The Applied Research Centre in Raalte was established in 1969 and conducts practical trials in respect of organic pig farming in the Netherlands. Raalte is the centre for applied research into sustainable and organic pig farming of the Applied Research Division for Livestock Farming, which falls under the Animal Sciences Group of Wageningen University and Research Centre (WUR). In Raalte, approximately 300 sows and over 500 porkers are housed in various types of pens.
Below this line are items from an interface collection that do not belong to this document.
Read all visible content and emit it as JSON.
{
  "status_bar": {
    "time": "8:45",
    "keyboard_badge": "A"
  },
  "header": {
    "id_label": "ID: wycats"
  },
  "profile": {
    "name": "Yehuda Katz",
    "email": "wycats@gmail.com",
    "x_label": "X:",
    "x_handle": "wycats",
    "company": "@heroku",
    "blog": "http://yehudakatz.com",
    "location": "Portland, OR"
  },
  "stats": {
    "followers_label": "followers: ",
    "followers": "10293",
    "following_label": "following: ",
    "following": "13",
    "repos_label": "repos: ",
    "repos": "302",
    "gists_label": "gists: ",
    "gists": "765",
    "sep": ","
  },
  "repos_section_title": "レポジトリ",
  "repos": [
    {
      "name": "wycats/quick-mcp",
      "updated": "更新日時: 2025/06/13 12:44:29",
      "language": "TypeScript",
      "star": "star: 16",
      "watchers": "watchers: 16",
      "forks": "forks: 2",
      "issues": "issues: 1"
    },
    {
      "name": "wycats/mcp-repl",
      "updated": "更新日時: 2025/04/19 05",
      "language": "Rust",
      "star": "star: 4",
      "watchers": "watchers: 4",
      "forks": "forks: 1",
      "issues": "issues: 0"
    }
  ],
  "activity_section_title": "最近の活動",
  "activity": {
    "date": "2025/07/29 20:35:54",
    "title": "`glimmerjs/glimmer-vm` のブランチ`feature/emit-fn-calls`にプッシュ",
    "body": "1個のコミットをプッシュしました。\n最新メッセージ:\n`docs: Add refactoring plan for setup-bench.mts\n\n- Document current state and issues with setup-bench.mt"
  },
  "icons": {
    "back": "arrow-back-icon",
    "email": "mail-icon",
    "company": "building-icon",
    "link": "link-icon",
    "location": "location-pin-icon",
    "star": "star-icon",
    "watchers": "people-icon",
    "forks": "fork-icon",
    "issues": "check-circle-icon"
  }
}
Since 1999, the centre at Raalte has kept an organic pig unit comprising 25 sows and 100 porkers. This unit is used as a model to conduct investigative research into maternity pens, nutrition and health care relating to the organic pig-farming industry. In cooperation with industry, the centre has also developed a computerised hay distribution system.

In addition to the existing pens, work began in 2002 on the construction of a new organic unit. These pens, which will house 100 sows and 720 porkers, are due to be completed by July 2003.
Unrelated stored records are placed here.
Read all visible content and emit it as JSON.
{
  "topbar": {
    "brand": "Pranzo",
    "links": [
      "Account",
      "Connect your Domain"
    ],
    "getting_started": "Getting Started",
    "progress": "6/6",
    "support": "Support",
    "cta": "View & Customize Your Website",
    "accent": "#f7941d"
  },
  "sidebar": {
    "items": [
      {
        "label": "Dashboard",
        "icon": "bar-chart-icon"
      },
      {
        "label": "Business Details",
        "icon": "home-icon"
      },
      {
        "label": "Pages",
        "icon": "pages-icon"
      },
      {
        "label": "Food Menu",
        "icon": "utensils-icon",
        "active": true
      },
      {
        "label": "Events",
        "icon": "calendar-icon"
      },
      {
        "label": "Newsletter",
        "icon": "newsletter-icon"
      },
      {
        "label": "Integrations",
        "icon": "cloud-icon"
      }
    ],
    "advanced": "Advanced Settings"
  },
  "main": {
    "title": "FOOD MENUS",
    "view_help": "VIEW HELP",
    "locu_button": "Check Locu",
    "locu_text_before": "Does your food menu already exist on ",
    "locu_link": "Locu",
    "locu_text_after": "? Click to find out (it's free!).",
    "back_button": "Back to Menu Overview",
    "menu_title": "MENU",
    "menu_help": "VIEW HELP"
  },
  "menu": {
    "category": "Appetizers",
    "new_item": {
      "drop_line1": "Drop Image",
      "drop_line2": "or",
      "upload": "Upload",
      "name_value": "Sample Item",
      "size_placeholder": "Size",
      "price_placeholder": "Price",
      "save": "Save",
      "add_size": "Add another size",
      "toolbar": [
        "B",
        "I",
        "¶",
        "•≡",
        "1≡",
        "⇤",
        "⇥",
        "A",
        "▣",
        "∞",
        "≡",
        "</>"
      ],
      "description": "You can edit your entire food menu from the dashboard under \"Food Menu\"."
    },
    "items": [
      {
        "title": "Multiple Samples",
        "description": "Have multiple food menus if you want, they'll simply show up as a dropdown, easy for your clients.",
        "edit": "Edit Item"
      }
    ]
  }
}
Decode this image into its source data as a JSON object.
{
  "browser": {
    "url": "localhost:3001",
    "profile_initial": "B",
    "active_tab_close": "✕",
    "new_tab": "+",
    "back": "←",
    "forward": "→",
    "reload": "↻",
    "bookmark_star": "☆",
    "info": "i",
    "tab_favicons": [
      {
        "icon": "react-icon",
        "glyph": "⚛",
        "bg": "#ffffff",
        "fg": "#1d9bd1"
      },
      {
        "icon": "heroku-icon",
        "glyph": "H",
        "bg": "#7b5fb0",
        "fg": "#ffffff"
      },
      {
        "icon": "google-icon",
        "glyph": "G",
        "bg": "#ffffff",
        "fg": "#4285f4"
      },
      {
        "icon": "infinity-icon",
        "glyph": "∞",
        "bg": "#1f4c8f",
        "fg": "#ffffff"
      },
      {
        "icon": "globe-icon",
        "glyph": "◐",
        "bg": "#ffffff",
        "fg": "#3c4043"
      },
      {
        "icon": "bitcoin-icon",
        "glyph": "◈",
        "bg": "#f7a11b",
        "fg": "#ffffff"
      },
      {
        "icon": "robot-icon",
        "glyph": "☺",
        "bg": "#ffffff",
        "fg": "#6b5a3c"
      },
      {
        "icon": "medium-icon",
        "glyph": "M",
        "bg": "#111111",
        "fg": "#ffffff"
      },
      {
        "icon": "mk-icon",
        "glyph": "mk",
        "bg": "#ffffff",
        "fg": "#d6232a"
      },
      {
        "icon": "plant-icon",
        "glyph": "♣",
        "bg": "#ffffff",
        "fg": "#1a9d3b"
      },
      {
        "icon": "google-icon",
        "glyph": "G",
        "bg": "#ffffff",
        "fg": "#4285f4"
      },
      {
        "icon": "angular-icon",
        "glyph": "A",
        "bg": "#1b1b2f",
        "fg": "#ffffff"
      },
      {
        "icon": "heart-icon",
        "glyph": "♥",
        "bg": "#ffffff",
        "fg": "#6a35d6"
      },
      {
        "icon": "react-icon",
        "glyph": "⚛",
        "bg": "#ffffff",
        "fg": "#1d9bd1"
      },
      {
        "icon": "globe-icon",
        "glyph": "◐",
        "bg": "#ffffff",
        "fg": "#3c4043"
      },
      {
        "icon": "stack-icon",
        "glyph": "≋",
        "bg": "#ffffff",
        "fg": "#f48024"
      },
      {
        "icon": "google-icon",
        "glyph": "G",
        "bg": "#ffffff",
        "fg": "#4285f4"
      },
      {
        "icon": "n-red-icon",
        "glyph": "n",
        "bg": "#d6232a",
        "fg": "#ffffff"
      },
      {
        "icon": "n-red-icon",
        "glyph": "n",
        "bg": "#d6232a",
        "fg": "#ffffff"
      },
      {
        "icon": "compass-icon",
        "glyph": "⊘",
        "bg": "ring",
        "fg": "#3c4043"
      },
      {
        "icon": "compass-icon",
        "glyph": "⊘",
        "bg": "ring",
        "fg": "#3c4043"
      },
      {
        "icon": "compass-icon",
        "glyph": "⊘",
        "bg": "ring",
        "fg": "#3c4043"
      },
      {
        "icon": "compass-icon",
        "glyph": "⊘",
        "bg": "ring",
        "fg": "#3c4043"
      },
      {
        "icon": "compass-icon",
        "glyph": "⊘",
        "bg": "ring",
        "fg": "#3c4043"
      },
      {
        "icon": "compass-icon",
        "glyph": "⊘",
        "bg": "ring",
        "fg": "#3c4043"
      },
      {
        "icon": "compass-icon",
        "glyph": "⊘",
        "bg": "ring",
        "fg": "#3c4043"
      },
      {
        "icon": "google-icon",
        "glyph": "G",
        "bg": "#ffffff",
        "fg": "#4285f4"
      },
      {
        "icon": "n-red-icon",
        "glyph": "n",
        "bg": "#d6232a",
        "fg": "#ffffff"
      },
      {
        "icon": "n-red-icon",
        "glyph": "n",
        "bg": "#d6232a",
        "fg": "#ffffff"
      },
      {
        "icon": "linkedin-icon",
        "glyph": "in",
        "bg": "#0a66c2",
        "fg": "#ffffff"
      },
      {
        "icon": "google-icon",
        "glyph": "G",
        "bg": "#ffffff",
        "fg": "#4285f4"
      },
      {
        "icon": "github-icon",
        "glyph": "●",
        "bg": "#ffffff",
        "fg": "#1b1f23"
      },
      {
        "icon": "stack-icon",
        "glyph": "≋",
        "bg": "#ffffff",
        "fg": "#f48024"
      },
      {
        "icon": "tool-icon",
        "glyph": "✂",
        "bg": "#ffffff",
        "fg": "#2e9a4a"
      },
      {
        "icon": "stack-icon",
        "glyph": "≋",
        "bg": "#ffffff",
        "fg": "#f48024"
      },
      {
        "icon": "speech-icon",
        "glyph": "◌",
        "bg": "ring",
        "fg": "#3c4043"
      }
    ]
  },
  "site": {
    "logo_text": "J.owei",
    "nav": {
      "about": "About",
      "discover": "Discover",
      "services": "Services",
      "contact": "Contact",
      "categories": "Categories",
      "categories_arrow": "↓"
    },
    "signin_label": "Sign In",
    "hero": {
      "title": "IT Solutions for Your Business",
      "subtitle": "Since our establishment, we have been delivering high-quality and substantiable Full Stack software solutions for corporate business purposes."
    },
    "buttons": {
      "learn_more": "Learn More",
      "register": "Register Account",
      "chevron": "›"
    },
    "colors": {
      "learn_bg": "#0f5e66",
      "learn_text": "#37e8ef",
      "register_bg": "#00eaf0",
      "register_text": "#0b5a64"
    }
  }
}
The layout of the new pens is based on the latest applied research findings, where the design of functional areas takes the natural behaviour of pigs into account. The pens are also equipped with state-of-the-art ventilation systems and manure disposal systems; furthermore, various heat reclamation methods are used in the pens.

One unique aspect of the centre in Raalte is the use of a floor with vertical parallel slits. This type of floor is frequently used in cattle farming and has now been tested on porkers for the first time. The slits are covered by a sliding carriage that removes hay and manure at intervals during the day. The Applied Research Centre expects that with the application of this technique, the use of hay in pens fitted with grids can be very much simplified. Furthermore, it is anticipated that this system will help to reduce the emission of ammonia gases and odours considerably.
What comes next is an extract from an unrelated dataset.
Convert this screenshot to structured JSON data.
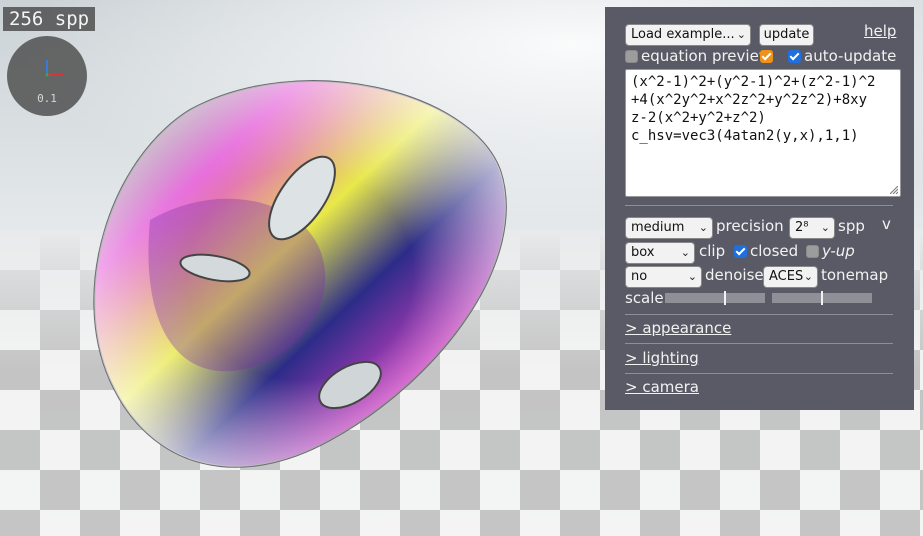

Another innovation is the use of a Sorti-system with free-range area. The pigs, which are kept in large groups, pass through a lock that lets one animal through at a time before it can reach the feed. The system thereby allows the pigs to be weighed daily and sorted for delivery. They can also be quarantined, if necessary. The Sorti-system in Raalte is the first of its kind to be applied at a pig farm where the animals have a free-range facility at their disposal.

Source: Dutch Meat Board 19th June 2003

5m Editor